- [Exercise goal] Report every line from the following entries that contains the string "this".

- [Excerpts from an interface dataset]

_ _ _ _ _

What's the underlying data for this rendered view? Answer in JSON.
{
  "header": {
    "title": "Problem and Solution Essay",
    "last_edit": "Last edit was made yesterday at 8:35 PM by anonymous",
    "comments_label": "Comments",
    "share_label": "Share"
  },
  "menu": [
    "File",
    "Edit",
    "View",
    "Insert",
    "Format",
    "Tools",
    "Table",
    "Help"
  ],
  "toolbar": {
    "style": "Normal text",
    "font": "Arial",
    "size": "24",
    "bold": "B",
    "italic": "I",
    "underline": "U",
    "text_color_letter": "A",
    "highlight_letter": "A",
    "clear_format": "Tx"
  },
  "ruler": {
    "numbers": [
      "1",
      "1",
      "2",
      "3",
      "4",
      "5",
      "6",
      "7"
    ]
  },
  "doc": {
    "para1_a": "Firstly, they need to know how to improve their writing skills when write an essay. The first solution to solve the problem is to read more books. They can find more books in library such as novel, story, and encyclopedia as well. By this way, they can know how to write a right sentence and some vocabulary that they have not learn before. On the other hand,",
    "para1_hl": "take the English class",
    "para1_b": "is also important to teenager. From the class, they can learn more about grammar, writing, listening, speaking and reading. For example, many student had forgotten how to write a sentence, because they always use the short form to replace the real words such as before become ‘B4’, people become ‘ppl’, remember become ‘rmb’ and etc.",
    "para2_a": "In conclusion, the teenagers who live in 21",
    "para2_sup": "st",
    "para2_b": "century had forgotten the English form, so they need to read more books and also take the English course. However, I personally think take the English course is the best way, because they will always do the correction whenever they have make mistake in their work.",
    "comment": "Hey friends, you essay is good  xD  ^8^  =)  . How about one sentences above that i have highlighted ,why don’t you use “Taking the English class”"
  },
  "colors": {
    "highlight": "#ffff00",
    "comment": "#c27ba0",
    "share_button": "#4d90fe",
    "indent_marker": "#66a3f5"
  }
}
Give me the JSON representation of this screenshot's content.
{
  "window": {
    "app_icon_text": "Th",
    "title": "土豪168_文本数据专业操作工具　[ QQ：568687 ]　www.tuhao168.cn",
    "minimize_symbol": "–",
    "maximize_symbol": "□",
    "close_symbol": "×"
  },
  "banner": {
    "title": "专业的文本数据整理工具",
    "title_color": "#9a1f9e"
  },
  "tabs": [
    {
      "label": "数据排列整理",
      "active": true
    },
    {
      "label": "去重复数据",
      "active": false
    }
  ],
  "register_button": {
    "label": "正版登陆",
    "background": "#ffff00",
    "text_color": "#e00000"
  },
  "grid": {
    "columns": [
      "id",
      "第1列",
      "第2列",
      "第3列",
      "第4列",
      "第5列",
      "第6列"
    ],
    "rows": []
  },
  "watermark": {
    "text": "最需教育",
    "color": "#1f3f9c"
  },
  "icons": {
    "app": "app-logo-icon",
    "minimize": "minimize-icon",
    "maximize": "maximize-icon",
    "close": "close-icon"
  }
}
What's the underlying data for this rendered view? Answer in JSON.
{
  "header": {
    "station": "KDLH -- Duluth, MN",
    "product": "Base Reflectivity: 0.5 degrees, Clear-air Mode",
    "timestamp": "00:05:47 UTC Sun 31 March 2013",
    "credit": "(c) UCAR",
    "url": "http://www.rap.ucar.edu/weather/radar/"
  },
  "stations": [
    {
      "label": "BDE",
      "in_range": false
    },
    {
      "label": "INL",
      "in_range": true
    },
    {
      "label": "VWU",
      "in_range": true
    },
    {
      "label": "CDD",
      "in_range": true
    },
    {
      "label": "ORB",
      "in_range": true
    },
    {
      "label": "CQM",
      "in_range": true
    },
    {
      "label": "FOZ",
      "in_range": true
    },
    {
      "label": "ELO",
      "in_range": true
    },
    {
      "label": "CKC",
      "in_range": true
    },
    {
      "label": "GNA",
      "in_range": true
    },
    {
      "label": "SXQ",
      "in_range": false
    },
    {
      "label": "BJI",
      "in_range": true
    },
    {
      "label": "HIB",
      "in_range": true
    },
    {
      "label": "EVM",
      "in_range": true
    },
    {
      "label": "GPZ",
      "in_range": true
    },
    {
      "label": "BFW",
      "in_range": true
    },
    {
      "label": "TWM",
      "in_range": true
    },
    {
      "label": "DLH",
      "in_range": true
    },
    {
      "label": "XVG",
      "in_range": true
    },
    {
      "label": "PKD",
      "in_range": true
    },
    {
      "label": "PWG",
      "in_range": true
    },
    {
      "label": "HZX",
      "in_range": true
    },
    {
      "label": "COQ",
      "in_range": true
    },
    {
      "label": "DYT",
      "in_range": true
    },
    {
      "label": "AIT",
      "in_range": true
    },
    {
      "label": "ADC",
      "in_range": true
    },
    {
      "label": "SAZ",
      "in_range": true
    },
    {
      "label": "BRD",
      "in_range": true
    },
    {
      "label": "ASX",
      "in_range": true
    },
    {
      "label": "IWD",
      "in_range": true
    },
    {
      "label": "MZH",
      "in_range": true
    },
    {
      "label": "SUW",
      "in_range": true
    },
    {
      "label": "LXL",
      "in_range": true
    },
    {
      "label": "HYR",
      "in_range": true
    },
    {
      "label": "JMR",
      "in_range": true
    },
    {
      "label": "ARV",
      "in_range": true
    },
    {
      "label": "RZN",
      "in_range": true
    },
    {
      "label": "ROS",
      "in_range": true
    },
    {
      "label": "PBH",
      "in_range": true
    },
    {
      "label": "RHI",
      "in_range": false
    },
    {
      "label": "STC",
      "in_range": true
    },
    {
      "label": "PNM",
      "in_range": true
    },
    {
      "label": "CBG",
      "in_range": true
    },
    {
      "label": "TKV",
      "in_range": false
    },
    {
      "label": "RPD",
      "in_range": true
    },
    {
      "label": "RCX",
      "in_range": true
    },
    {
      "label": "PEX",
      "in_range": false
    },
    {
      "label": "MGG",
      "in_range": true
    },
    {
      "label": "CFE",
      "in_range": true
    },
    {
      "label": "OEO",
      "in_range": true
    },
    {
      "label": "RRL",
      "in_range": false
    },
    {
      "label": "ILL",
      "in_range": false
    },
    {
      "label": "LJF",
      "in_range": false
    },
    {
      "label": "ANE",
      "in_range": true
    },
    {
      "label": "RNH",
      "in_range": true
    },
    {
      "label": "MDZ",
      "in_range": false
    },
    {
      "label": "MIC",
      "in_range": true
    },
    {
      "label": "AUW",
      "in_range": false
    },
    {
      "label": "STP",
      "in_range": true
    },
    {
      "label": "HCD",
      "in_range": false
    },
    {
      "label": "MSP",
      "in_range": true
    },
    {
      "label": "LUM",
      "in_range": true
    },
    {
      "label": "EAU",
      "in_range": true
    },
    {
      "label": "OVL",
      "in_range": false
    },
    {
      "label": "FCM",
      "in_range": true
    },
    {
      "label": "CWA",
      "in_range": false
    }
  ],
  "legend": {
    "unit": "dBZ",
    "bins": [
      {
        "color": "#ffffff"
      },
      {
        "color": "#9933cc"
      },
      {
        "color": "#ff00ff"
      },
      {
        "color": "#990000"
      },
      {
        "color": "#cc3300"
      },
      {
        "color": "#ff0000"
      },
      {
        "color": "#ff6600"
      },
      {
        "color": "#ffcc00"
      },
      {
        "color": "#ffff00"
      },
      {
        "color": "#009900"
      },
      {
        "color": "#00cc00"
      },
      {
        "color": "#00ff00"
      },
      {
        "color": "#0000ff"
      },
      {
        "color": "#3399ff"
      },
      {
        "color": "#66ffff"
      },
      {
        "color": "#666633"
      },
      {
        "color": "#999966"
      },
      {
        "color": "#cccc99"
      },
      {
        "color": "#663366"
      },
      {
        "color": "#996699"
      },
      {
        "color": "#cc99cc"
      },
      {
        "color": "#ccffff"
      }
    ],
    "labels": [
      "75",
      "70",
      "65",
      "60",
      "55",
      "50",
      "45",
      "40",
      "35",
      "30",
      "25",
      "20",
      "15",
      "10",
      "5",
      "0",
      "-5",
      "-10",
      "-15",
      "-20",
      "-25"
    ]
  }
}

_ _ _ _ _

- [Task output]
What's the underlying data for this rendered view? Answer in JSON.
    "para1_a": "Firstly, they need to know how to improve their writing skills when write an essay. The first solution to solve the problem is to read more books. They can find more books in library such as novel, story, and encyclopedia as well. By this way, they can know how to write a right sentence and some vocabulary that they have not learn before. On the other hand,",
Give me the JSON representation of this screenshot's content.
What's the underlying data for this rendered view? Answer in JSON.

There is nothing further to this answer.